Task statement:
Each record below is to be copied exactly; the pictures are to be omitted.

Information given:
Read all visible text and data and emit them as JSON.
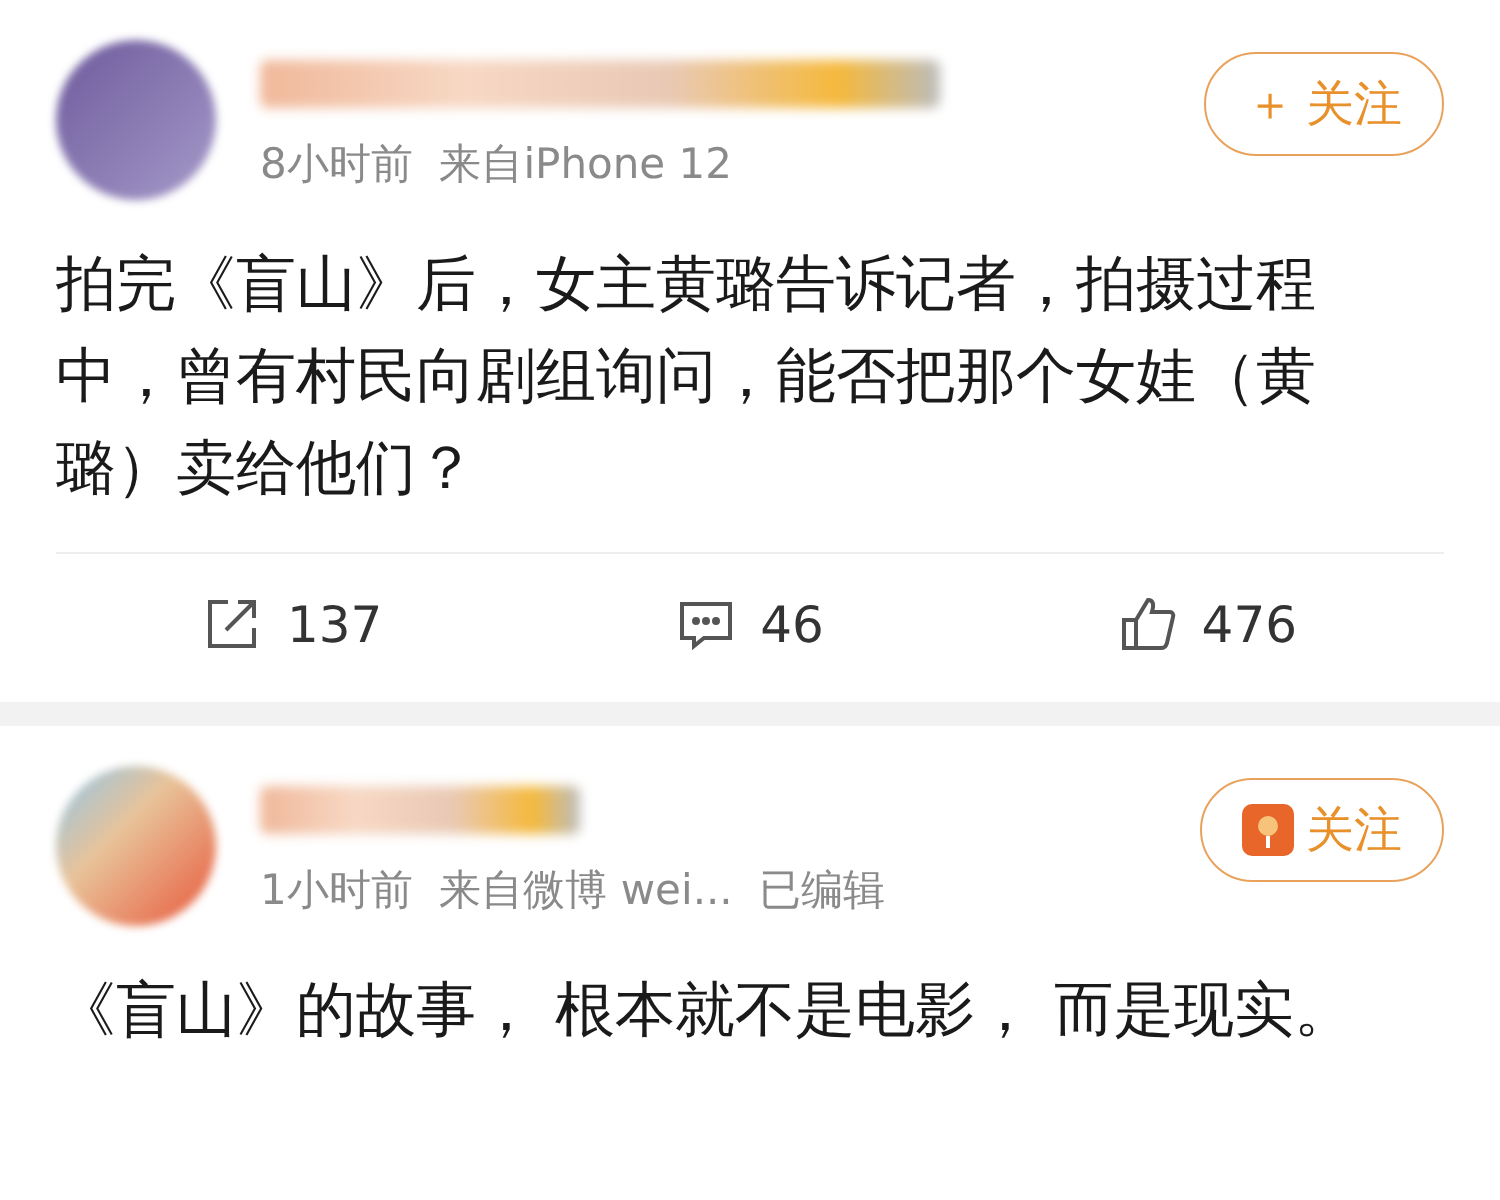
{
  "posts": [
    {
      "meta": "8小时前  来自iPhone 12",
      "follow": {
        "plus": "＋",
        "label": "关注",
        "kind": "plus"
      },
      "body": "拍完《盲山》后，女主黄璐告诉记者，拍摄过程中，曾有村民向剧组询问，能否把那个女娃（黄璐）卖给他们？",
      "actions": [
        {
          "kind": "share",
          "count": "137"
        },
        {
          "kind": "comment",
          "count": "46"
        },
        {
          "kind": "like",
          "count": "476"
        }
      ]
    },
    {
      "meta": "1小时前  来自微博 wei...  已编辑",
      "follow": {
        "label": "关注",
        "kind": "icon"
      },
      "body": "《盲山》的故事， 根本就不是电影， 而是现实。"
    }
  ]
}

Task result:
Read all visible text and data and emit them as JSON.
{
  "posts": [
    {
      "meta": "8小时前  来自iPhone 12",
      "follow": {
        "plus": "＋",
        "label": "关注",
        "kind": "plus"
      },
      "body": "拍完《盲山》后，女主黄璐告诉记者，拍摄过程中，曾有村民向剧组询问，能否把那个女娃（黄璐）卖给他们？",
      "actions": [
        {
          "kind": "share",
          "count": "137"
        },
        {
          "kind": "comment",
          "count": "46"
        },
        {
          "kind": "like",
          "count": "476"
        }
      ]
    },
    {
      "meta": "1小时前  来自微博 wei...  已编辑",
      "follow": {
        "label": "关注",
        "kind": "icon"
      },
      "body": "《盲山》的故事， 根本就不是电影， 而是现实。"
    }
  ]
}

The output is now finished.